----- MATERIALS PROVIDED -----

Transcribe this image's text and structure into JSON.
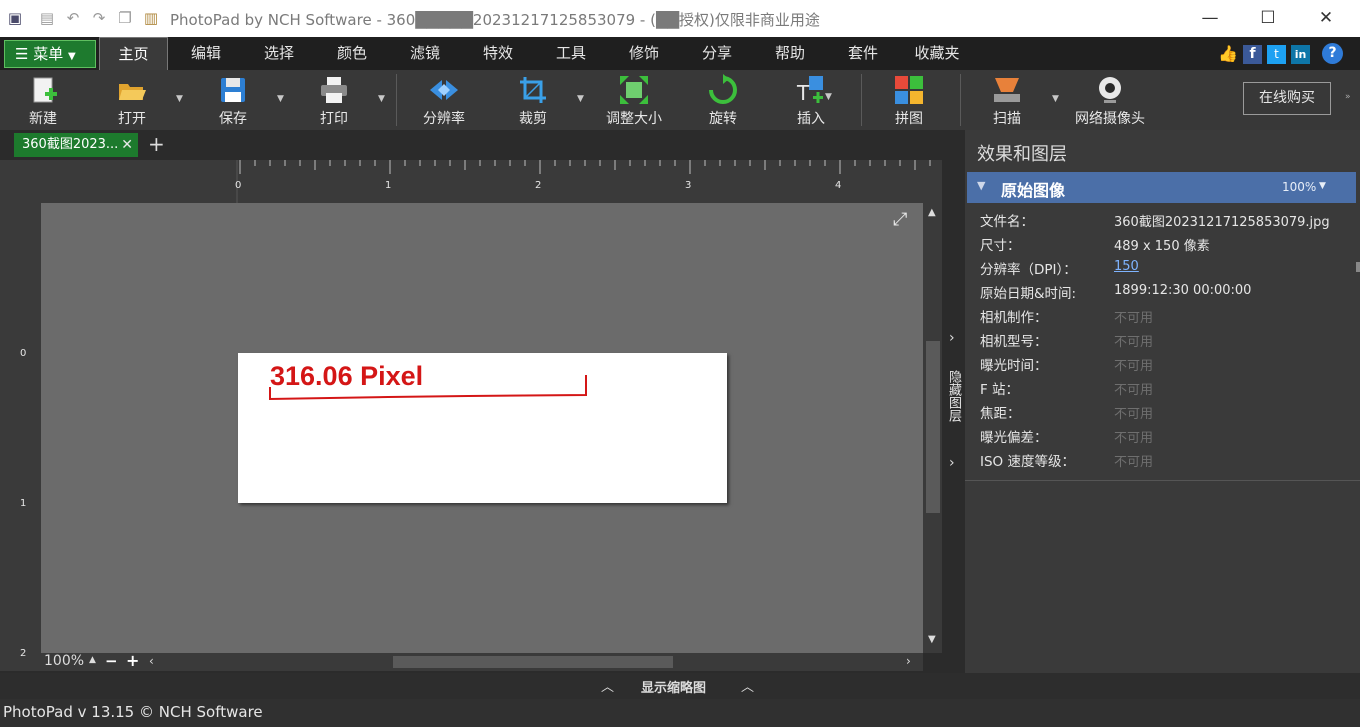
{
  "window": {
    "title": "PhotoPad by NCH Software - 360█████2023121712585307 9 - (██授权)仅限非商业用途",
    "title_display": "PhotoPad by NCH Software - 360█████20231217125853079 - (██授权)仅限非商业用途",
    "minimize": "—",
    "maximize": "☐",
    "close": "✕"
  },
  "menubar": {
    "menu_label": "菜单",
    "tabs": [
      "主页",
      "编辑",
      "选择",
      "颜色",
      "滤镜",
      "特效",
      "工具",
      "修饰",
      "分享",
      "帮助",
      "套件",
      "收藏夹"
    ],
    "help_icon": "?"
  },
  "toolbar": {
    "new": "新建",
    "open": "打开",
    "save": "保存",
    "print": "打印",
    "resolution": "分辨率",
    "crop": "裁剪",
    "resize": "调整大小",
    "rotate": "旋转",
    "insert": "插入",
    "collage": "拼图",
    "scan": "扫描",
    "webcam": "网络摄像头",
    "buy_online": "在线购买"
  },
  "document": {
    "tab_label": "360截图2023...",
    "tab_close": "✕",
    "add_tab": "+",
    "image_text": "316.06 Pixel"
  },
  "rulers": {
    "top": [
      "0",
      "1",
      "2",
      "3",
      "4"
    ],
    "left": [
      "0",
      "1",
      "2"
    ]
  },
  "zoom": {
    "level": "100%",
    "minus": "−",
    "plus": "+"
  },
  "thumbnail_bar": {
    "label": "显示缩略图"
  },
  "status": {
    "text": "PhotoPad v 13.15 © NCH Software"
  },
  "sidebar_tab": {
    "label": "隐藏图层"
  },
  "panel": {
    "title": "效果和图层",
    "section": "原始图像",
    "section_zoom": "100%",
    "rows": [
      {
        "label": "文件名：",
        "value": "360截图20231217125853079.jpg"
      },
      {
        "label": "尺寸：",
        "value": "489 x 150 像素"
      },
      {
        "label": "分辨率（DPI）：",
        "value": "150"
      },
      {
        "label": "原始日期&时间:",
        "value": "1899:12:30 00:00:00"
      },
      {
        "label": "相机制作：",
        "value": "不可用"
      },
      {
        "label": "相机型号：",
        "value": "不可用"
      },
      {
        "label": "曝光时间：",
        "value": "不可用"
      },
      {
        "label": "F 站：",
        "value": "不可用"
      },
      {
        "label": "焦距：",
        "value": "不可用"
      },
      {
        "label": "曝光偏差：",
        "value": "不可用"
      },
      {
        "label": "ISO 速度等级：",
        "value": "不可用"
      }
    ]
  },
  "colors": {
    "accent_green": "#1e7a2e",
    "panel_header_blue": "#4b6fa8",
    "image_text_red": "#d41616"
  }
}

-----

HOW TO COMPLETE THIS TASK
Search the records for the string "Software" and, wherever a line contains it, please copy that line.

RESPONSE BOX
    "title": "PhotoPad by NCH Software - 360█████2023121712585307 9 - (██授权)仅限非商业用途",
    "title_display": "PhotoPad by NCH Software - 360█████20231217125853079 - (██授权)仅限非商业用途",
    "text": "PhotoPad v 13.15 © NCH Software"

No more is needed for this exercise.